it is you are trying to specifically accomplish.
If you are going to be a residential user, then the Cat5E will be able to handle just about any type of needs that you may have. This works out great for you as the
Cat5E cables will be able to accommodate any type of speed that your residential connection will be able to provide for at least the next few years. And for whatever
reason you do decide to upgrade later down the road, it will not be too expensive or difficult for you to do so.
If on the other hand you just happen to be a commercial user that is in demand for both a faster Internet, as well as faster internal speeds, then your needs are going to be completely different. If you are going to be doing a lot of audio and video editing or processing on network computers, or if you rely heavily on the ability to be able to transfer files from one computer to another very quickly, then Cat6 cables that
have a high Gigabit networking are going to be much better for you. By using the Cat6 cables in this situation, you will not only be future proofing yourself, but you will also be able to more efficiently satisfy your current needs.
What About Cat 7?
Category 7 cable, also known as Cat 7, is used when performance up to 600 MHz is required. An example of why you would require a Cat 7 Ethernet cable is to wire

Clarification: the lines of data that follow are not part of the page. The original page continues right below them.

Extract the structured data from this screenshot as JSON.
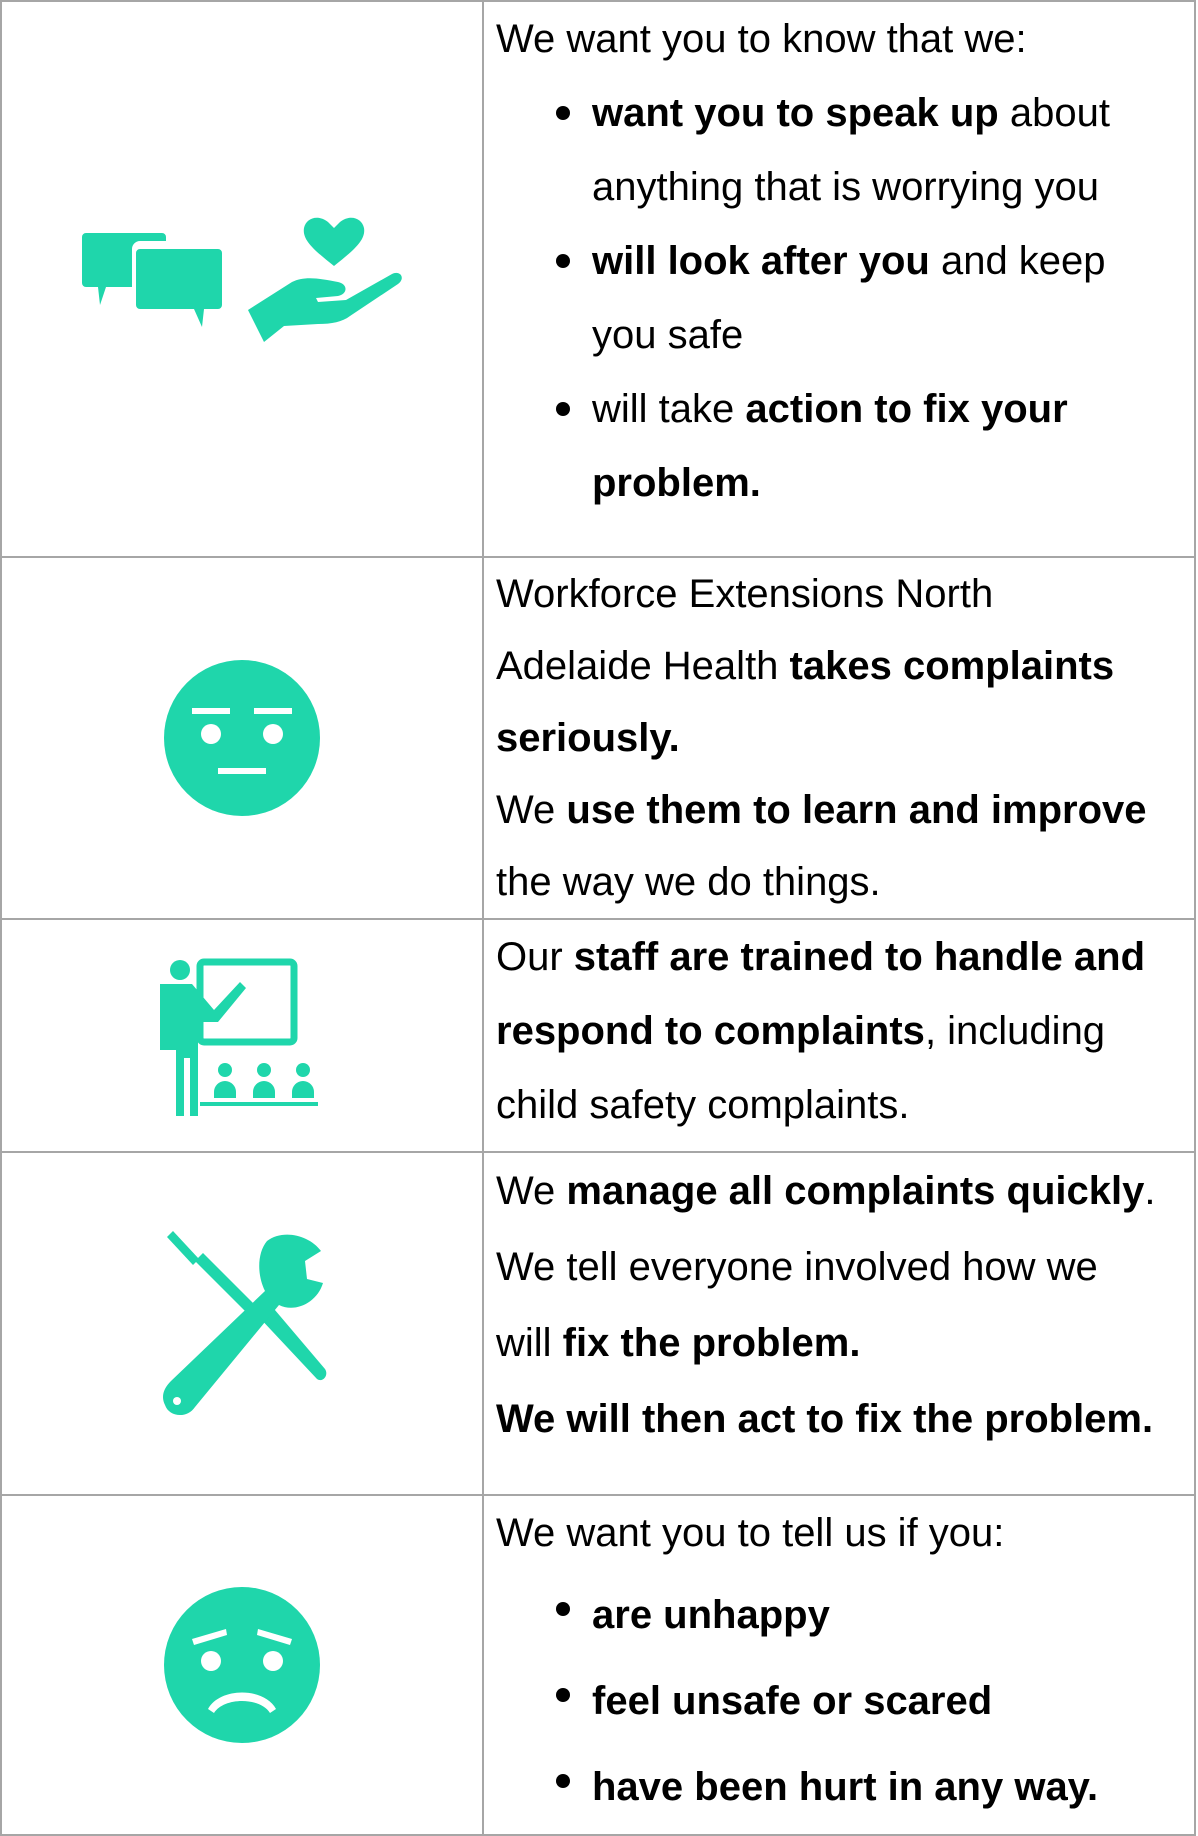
{
  "colors": {
    "icon": "#1fd6ab",
    "border": "#a6a6a6",
    "text": "#000000"
  },
  "rows": [
    {
      "icons": [
        "speech-bubbles-icon",
        "hand-heart-icon"
      ],
      "intro": "We want you to know that we:",
      "bullets": [
        {
          "b": "want you to speak up",
          "t1": " about",
          "t2": "anything that is worrying you"
        },
        {
          "b": "will look after you",
          "t1": " and keep",
          "t2": "you safe"
        },
        {
          "pre": "will take ",
          "b": "action to fix your",
          "b2": "problem."
        }
      ]
    },
    {
      "icons": [
        "neutral-face-icon"
      ],
      "line1": "Workforce Extensions  North",
      "line2_pre": "Adelaide Health ",
      "line2_b": "takes complaints",
      "line3_b": "seriously.",
      "line4_pre": "We ",
      "line4_b": "use them to learn and improve",
      "line5": "the way we do things."
    },
    {
      "icons": [
        "teacher-presentation-icon"
      ],
      "line1_pre": "Our ",
      "line1_b": "staff are trained to handle and",
      "line2_b": "respond to complaints",
      "line2_post": ", including",
      "line3": "child safety complaints."
    },
    {
      "icons": [
        "tools-screwdriver-wrench-icon"
      ],
      "line1_pre": "We ",
      "line1_b": "manage all complaints quickly",
      "line1_post": ".",
      "line2": "We tell everyone involved how we",
      "line3_pre": "will ",
      "line3_b": "fix the problem.",
      "line4_b": "We will then act to fix the problem."
    },
    {
      "icons": [
        "worried-face-icon"
      ],
      "intro": "We want you to tell us if you:",
      "bullets": [
        "are unhappy",
        "feel unsafe or scared",
        "have been hurt in any way."
      ]
    }
  ]
}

your smart home. While Cat 7 cables are able to handle an extreme amount of workload and still be very quick and efficient, most commercial and residential
users will not require an Ethernet cable with this kind of capabilities.
While your internet needs are going to be different from others, if you are looking for a connection that is secure, faster, more reliable and will be able to handle any
increases in internet speed over the next few years, than using a Cat 5E or Cat6 Ethernet cable is what you need to do. With so many more pros than any Wi-Fi
network, you will be doing yourself a huge favor.
As for whether a Cat5E, Cat6 or Cat6A is the right cable for you will depend upon what you are using your network for. But you can rest assured with one thing, when
you use a Cat5 or Cat6 Ethernet cable, you will have a much better experience.